Postville, IA…The owners of Agri Star, the successors of Agriprocessing, may have learnt a valuable lesson last week when one of its main hechsherim pulled its certification. The departure of Rabbi Menachem M. Weissmnadl caused an immediate uproar, prompting the owners to threaten legal action and recourse in a rabbinical court. Sources say that friction between the team of Rabbi Weissmandl and the ownership of Mr. Heshi Friedman had been going on for weeks. In his brief announcement, Rabbi Weissmandl noted that he was removing his kosher certification from all the various brands of AgriStar. Sources say that the loss of the hechsher to Agri could further complicate the company’s recovery efforts. One source familiar with similar changes in kosher certifications said: “The cost of changing the labels alone is enough to cause someone to think twice, let alone of the fallout from a dropped hechsher.” In addition to Rabbi Weissmandl’s hechsher, Agri Star products are also certified by the Orthodox Union (OU). Although Rabbi Weissmandl was careful not to cast aspersions on the kashrus, many of his followers and others are questioning the motives behind his departure. A source close to the controversy said: “Let us just say that the cultures were not compatible.” Agri Star continues to be a major producer of kosher poultry and to date has not yet resumed the slaughter of cattle since its predecessor Agriprocessing declared bankruptcy. A source close to the Friedmans told Kosher Today that the resumption of the schechita of cattle was imminent. Many questions loomed in the wake of the developments at Agri Star, including the fate of some of the shochtim who are part of the operation of Agri Star. A spokesman for the Orthodox Union said that the OU would continue to certify Agri just as it has for many years. They emphasized that the integrity of the kashrus was not compromised by the change.

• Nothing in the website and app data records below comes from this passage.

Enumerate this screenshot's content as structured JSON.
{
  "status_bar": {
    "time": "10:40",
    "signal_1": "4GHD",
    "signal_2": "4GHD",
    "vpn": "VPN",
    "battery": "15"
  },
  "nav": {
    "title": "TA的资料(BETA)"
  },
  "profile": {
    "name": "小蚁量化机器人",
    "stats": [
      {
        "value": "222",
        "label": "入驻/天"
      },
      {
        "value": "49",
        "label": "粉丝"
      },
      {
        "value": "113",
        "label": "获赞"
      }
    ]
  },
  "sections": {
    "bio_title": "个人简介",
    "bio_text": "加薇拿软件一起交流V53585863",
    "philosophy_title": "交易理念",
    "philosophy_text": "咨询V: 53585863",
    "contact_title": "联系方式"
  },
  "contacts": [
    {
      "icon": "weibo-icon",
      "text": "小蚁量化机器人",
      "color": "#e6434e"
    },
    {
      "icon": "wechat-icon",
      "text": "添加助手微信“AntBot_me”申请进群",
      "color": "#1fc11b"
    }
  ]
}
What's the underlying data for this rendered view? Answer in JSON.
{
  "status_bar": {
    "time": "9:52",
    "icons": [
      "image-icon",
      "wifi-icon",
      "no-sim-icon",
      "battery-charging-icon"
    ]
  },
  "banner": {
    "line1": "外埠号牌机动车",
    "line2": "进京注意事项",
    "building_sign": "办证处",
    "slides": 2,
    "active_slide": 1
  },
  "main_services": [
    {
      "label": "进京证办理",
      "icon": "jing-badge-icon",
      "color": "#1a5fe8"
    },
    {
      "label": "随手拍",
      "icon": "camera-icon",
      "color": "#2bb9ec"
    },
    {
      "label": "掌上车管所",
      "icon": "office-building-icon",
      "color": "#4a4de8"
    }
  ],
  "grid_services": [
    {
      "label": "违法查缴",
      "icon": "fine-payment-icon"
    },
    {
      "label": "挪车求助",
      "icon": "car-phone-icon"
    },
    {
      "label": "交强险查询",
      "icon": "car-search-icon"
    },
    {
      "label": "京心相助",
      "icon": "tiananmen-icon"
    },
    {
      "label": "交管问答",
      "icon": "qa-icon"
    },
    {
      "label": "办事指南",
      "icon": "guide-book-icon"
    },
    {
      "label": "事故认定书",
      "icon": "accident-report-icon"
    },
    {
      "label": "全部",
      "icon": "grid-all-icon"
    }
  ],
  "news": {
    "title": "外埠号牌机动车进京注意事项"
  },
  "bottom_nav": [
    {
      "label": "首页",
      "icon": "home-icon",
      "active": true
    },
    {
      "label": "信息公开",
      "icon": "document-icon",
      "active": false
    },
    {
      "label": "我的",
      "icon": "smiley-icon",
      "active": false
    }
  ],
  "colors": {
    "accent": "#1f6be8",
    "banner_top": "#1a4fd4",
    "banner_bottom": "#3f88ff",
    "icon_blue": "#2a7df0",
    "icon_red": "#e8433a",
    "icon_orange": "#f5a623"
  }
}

New York, NY…by Elie Appleson… Wholesale suppliers such as Costco, Sam’s Club, and BJ’s have attained market popularity by providing consumers with discounted prices in exchange for buying in bulk. Recently, Costco has been carrying new products which are creating a new convenient and more current image for this mass retailer. With its vast and expanding kosher availability, Costco has recognized its loyal customer base, and in addition they have begun carrying kosher organic products. As of December 1st, 2009, Costco became a supplier for “Truly Organic Baking,” a company that produces affordable and convenient organic and baking products. Some of their most popular merchandise includes organic banana bread mix, muffin mix, pancake mix, and pizza dough mix. All the products are certified organic by the CCOF and USDA and the Organic Trade Association and certified kosher by the Star K Kosher Certification, based in Baltimore Md.
By Menachem Lubinsky
Jerusalem…The ongoing boycott by many Orthodox Jews of Strauss Dairies has nothing to do with the kashrus of the products of one of Israeli food giants. According to Idele Ross, the Bureau Chief of Kosher Today in Israel, the boycott came after Strauss Dairies changed its stricter mehadrin kashrus supervision from that of Rabbi Moshe Yehuda Leib Landau, Chief Rabbi of Bnai Brak and respected authority on kashrus supervision to that of Rabbi Avraham Rubin whose ‘Badatz Mehadrin‘ is said to be particularly prestigious. Charedi media, says Ross, are reporting that many groups believe the new arrangement is a serious affront to the stature and reputation of Rabbi Landau. Strauss Dairies said in a statement that the changes are being made because Rubin’s certification is more convenient for them. Rabbi Rubin was the former kashrus administrator for the OU in Israel. The new supervision pertains to Strauss’s new line of soft white cheeses being produced specifically to the stricter requirements of the mehadrin community, precisely the group that is now calling for a boycott of Strauss products. Apparently, says Idele Ross, many rabbis affiliated with the Gur and Chabad Chasidic movements were employed by Rabbi Landau. The religious daily Hamodia, associated with the Agudas Yisroel organization, published a statement from Rabbi Landau notifying the public of the Strauss decision. Strauss defended its new arrangement as something that was done with Rabbi Landau‘s consent.